**EXERCISE OBJECTIVE**
Beginning with the first line below, output every record verbatim and leave out the images.

[Opening MATERIALS PROVIDED section]

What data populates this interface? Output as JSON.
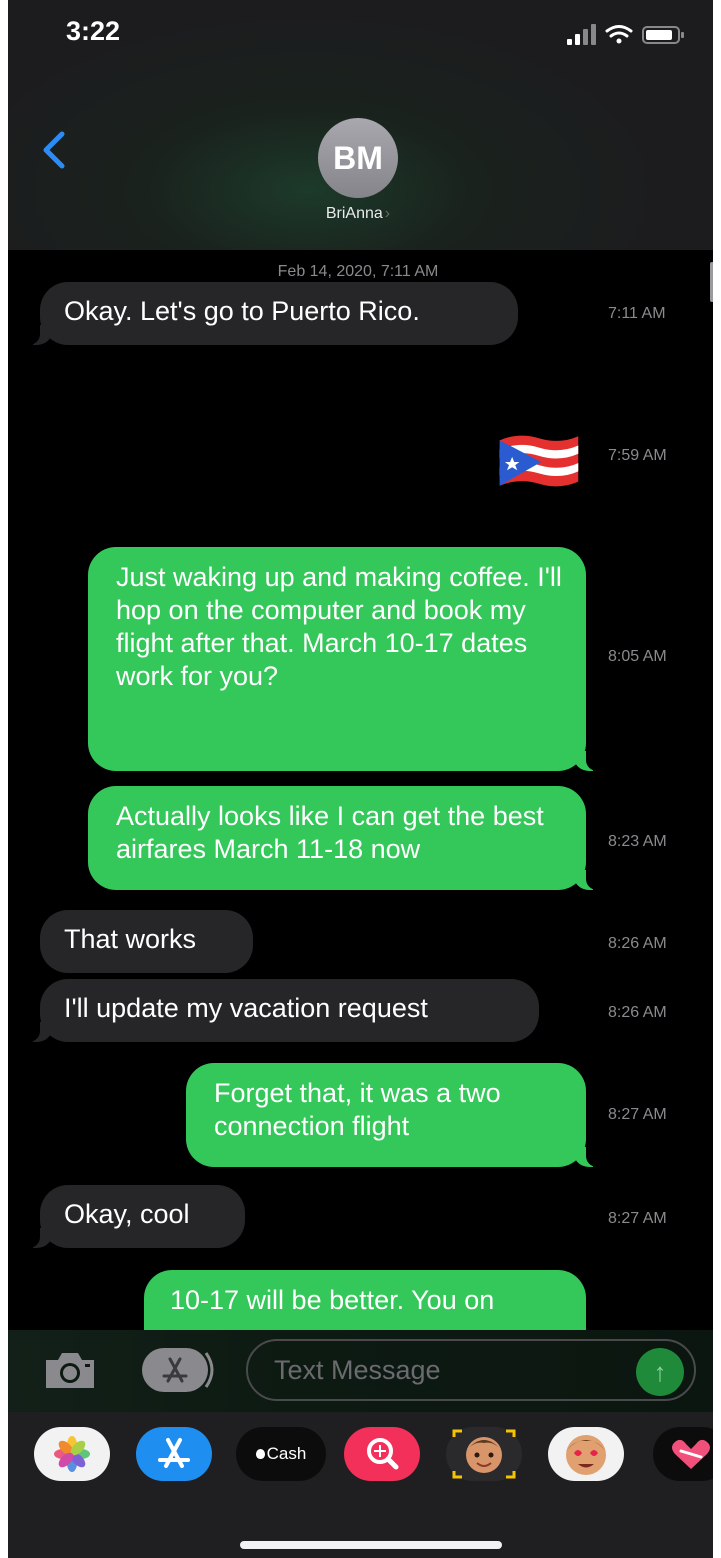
{
  "status_bar": {
    "time": "3:22"
  },
  "contact": {
    "initials": "BM",
    "name": "BriAnna",
    "chevron": "›"
  },
  "conversation": {
    "date_header": "Feb 14, 2020, 7:11 AM",
    "messages": [
      {
        "direction": "received",
        "text": "Okay. Let's go to Puerto Rico.",
        "time": "7:11 AM"
      },
      {
        "direction": "sent",
        "text": "🇵🇷",
        "emoji": "puerto-rico-flag",
        "time": "7:59 AM"
      },
      {
        "direction": "sent",
        "text": "Just waking up and making coffee. I'll hop on the computer and book my flight after that. March 10-17 dates work for you?",
        "time": "8:05 AM"
      },
      {
        "direction": "sent",
        "text": "Actually looks like I can get the best airfares March 11-18 now",
        "time": "8:23 AM"
      },
      {
        "direction": "received",
        "text": "That works",
        "time": "8:26 AM"
      },
      {
        "direction": "received",
        "text": "I'll update my vacation request",
        "time": "8:26 AM"
      },
      {
        "direction": "sent",
        "text": "Forget that, it was a two connection flight",
        "time": "8:27 AM"
      },
      {
        "direction": "received",
        "text": "Okay, cool",
        "time": "8:27 AM"
      },
      {
        "direction": "sent",
        "text": "10-17 will be better. You on",
        "time": ""
      }
    ]
  },
  "compose": {
    "placeholder": "Text Message",
    "camera_icon": "camera-icon",
    "apps_icon": "app-store-icon",
    "send_icon": "arrow-up-icon"
  },
  "app_drawer": {
    "apps": [
      "photos",
      "app-store",
      "apple-cash",
      "web-images-search",
      "memoji",
      "animoji-stickers",
      "digital-touch"
    ],
    "cash_label": "Cash"
  },
  "colors": {
    "sent_bubble": "#34c759",
    "received_bubble": "#262628",
    "back_chevron": "#2c8cf6",
    "timestamp": "#8a8a8e"
  }
}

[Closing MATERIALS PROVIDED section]

**RESPONSE AREA**
What data populates this interface? Output as JSON.
{
  "status_bar": {
    "time": "3:22"
  },
  "contact": {
    "initials": "BM",
    "name": "BriAnna",
    "chevron": "›"
  },
  "conversation": {
    "date_header": "Feb 14, 2020, 7:11 AM",
    "messages": [
      {
        "direction": "received",
        "text": "Okay. Let's go to Puerto Rico.",
        "time": "7:11 AM"
      },
      {
        "direction": "sent",
        "text": "🇵🇷",
        "emoji": "puerto-rico-flag",
        "time": "7:59 AM"
      },
      {
        "direction": "sent",
        "text": "Just waking up and making coffee. I'll hop on the computer and book my flight after that. March 10-17 dates work for you?",
        "time": "8:05 AM"
      },
      {
        "direction": "sent",
        "text": "Actually looks like I can get the best airfares March 11-18 now",
        "time": "8:23 AM"
      },
      {
        "direction": "received",
        "text": "That works",
        "time": "8:26 AM"
      },
      {
        "direction": "received",
        "text": "I'll update my vacation request",
        "time": "8:26 AM"
      },
      {
        "direction": "sent",
        "text": "Forget that, it was a two connection flight",
        "time": "8:27 AM"
      },
      {
        "direction": "received",
        "text": "Okay, cool",
        "time": "8:27 AM"
      },
      {
        "direction": "sent",
        "text": "10-17 will be better. You on",
        "time": ""
      }
    ]
  },
  "compose": {
    "placeholder": "Text Message",
    "camera_icon": "camera-icon",
    "apps_icon": "app-store-icon",
    "send_icon": "arrow-up-icon"
  },
  "app_drawer": {
    "apps": [
      "photos",
      "app-store",
      "apple-cash",
      "web-images-search",
      "memoji",
      "animoji-stickers",
      "digital-touch"
    ],
    "cash_label": "Cash"
  },
  "colors": {
    "sent_bubble": "#34c759",
    "received_bubble": "#262628",
    "back_chevron": "#2c8cf6",
    "timestamp": "#8a8a8e"
  }
}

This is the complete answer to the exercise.